--- What you need to do ---
Look below for the line with "Decode this image". Extract that line and each one after it through the last, word for word.

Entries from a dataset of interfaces
++++++++

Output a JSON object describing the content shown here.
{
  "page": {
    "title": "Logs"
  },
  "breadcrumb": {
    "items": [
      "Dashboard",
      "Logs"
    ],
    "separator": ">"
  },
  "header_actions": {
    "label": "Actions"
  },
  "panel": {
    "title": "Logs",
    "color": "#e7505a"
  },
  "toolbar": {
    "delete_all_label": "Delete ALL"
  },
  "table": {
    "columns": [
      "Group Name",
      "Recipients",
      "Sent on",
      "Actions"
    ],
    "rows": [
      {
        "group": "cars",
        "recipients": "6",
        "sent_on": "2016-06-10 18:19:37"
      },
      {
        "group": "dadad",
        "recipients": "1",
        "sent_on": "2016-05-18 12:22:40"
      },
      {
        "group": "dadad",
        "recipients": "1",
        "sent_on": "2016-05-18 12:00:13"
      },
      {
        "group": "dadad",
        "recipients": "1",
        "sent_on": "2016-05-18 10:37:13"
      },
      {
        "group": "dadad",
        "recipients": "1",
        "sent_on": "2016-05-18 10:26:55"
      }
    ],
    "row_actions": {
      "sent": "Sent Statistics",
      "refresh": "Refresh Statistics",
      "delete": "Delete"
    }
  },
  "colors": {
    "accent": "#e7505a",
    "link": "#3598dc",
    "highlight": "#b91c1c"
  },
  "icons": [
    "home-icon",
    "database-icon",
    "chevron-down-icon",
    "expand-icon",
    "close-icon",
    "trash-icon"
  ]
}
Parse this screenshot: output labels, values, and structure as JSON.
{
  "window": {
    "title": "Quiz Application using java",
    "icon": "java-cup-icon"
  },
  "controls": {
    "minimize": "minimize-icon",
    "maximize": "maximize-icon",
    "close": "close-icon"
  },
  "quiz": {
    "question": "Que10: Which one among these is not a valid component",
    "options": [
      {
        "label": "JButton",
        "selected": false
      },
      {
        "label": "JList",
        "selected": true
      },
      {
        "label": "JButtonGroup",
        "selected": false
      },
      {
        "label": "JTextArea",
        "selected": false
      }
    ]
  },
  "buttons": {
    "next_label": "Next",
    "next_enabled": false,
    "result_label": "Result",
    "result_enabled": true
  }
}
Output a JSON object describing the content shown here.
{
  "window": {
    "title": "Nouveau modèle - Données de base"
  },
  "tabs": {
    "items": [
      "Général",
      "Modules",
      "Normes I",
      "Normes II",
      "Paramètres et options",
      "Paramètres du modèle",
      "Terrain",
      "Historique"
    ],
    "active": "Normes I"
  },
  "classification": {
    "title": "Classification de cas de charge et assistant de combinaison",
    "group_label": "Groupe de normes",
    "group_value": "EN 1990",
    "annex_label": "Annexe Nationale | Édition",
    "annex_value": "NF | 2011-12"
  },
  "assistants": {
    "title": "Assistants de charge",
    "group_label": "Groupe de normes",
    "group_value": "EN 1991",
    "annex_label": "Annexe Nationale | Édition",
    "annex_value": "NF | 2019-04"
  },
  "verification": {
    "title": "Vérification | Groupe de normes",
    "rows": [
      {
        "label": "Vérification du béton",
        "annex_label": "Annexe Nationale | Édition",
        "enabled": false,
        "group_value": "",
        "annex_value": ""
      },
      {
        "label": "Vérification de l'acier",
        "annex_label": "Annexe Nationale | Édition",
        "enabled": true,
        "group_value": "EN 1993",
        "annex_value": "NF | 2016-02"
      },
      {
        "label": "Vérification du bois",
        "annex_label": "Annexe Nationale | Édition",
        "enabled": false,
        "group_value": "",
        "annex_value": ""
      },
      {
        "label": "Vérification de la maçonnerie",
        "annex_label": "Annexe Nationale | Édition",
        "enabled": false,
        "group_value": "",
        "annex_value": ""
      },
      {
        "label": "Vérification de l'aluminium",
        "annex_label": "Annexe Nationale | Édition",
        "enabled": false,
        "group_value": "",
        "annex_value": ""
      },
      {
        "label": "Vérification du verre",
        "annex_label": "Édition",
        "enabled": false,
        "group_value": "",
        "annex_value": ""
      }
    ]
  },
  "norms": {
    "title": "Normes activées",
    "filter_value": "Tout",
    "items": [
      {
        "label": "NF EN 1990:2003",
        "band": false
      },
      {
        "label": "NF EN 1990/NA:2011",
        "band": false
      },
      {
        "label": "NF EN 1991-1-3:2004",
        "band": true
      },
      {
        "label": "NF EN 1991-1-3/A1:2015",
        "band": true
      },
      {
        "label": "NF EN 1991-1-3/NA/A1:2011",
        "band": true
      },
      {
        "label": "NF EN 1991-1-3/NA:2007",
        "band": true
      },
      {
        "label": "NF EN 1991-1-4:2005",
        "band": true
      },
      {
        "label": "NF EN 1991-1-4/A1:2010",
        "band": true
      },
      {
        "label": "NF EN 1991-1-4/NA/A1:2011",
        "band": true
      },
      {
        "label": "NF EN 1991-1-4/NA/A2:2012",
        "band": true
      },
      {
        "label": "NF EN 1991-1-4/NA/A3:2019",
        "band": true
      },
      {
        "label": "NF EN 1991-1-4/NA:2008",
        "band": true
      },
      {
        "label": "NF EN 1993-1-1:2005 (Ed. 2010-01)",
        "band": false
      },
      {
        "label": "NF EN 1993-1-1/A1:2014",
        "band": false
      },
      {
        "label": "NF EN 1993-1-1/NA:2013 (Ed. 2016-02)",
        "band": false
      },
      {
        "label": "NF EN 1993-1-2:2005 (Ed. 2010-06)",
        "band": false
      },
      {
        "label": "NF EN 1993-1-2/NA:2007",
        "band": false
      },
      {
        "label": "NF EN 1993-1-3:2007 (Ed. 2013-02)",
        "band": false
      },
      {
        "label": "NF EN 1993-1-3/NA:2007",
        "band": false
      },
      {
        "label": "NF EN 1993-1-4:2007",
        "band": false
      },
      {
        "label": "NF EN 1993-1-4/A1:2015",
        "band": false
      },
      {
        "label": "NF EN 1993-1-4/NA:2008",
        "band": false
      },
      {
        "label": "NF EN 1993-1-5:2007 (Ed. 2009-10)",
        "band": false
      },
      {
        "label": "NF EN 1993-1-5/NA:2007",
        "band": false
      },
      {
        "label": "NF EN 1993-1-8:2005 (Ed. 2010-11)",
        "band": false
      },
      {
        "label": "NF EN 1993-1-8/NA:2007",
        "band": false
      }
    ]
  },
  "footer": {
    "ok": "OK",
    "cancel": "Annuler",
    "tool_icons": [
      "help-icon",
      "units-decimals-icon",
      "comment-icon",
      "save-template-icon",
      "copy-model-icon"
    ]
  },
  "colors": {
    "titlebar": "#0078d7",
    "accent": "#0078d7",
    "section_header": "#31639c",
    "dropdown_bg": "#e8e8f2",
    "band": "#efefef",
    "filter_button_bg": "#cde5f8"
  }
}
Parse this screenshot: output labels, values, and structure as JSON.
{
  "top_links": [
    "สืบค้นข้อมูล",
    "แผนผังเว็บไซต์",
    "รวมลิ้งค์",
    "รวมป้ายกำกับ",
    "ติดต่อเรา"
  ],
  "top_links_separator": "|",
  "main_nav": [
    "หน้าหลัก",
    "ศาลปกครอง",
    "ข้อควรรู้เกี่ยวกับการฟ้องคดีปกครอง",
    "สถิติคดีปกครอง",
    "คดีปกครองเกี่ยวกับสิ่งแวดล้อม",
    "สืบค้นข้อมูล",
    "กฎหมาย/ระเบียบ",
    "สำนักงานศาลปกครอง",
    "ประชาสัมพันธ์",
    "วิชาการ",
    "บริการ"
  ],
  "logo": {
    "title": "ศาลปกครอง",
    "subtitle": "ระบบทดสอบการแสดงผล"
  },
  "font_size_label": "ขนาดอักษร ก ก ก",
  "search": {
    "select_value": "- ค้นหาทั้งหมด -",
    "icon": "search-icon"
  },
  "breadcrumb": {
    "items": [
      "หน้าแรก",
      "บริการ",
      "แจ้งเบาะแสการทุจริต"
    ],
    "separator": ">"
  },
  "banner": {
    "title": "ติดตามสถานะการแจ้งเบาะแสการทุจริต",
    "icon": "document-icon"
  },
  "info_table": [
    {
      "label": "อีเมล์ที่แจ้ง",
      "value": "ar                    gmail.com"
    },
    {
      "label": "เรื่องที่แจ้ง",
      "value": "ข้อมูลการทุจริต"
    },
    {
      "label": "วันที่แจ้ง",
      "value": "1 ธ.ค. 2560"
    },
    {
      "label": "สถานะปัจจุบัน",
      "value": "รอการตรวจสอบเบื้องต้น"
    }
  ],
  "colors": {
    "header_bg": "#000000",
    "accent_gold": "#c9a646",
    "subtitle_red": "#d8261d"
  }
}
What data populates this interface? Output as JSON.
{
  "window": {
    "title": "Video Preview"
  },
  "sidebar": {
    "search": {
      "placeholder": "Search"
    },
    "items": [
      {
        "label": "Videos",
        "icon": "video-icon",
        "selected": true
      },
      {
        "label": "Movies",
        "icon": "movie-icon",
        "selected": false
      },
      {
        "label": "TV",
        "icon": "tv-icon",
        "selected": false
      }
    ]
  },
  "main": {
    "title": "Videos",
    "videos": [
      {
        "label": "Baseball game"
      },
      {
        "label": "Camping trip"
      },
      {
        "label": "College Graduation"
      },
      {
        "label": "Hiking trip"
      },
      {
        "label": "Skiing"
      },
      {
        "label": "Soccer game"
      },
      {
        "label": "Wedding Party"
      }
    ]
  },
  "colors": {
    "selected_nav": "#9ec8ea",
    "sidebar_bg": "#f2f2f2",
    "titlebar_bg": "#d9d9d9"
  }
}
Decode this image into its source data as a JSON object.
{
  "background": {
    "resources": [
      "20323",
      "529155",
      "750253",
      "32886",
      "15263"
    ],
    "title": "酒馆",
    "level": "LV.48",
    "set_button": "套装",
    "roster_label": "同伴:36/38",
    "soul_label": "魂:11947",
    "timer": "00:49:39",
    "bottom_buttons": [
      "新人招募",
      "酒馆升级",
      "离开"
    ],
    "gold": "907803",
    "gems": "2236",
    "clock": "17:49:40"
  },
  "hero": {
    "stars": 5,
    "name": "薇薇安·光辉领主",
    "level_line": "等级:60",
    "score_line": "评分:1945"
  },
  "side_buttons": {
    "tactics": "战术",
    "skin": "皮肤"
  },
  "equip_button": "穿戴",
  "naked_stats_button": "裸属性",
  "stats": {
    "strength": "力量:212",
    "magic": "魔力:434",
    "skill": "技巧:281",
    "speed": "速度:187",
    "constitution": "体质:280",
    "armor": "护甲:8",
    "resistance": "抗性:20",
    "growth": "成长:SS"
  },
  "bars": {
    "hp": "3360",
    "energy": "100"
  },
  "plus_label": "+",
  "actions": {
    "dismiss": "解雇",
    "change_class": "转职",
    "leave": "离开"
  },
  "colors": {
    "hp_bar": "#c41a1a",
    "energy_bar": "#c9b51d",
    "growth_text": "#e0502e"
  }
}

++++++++

--- Exercise result ---
Decode this image into its source data as a JSON object.
{
  "background": {
    "resources": [
      "20323",
      "529155",
      "750253",
      "32886",
      "15263"
    ],
    "title": "酒馆",
    "level": "LV.48",
    "set_button": "套装",
    "roster_label": "同伴:36/38",
    "soul_label": "魂:11947",
    "timer": "00:49:39",
    "bottom_buttons": [
      "新人招募",
      "酒馆升级",
      "离开"
    ],
    "gold": "907803",
    "gems": "2236",
    "clock": "17:49:40"
  },
  "hero": {
    "stars": 5,
    "name": "薇薇安·光辉领主",
    "level_line": "等级:60",
    "score_line": "评分:1945"
  },
  "side_buttons": {
    "tactics": "战术",
    "skin": "皮肤"
  },
  "equip_button": "穿戴",
  "naked_stats_button": "裸属性",
  "stats": {
    "strength": "力量:212",
    "magic": "魔力:434",
    "skill": "技巧:281",
    "speed": "速度:187",
    "constitution": "体质:280",
    "armor": "护甲:8",
    "resistance": "抗性:20",
    "growth": "成长:SS"
  },
  "bars": {
    "hp": "3360",
    "energy": "100"
  },
  "plus_label": "+",
  "actions": {
    "dismiss": "解雇",
    "change_class": "转职",
    "leave": "离开"
  },
  "colors": {
    "hp_bar": "#c41a1a",
    "energy_bar": "#c9b51d",
    "growth_text": "#e0502e"
  }
}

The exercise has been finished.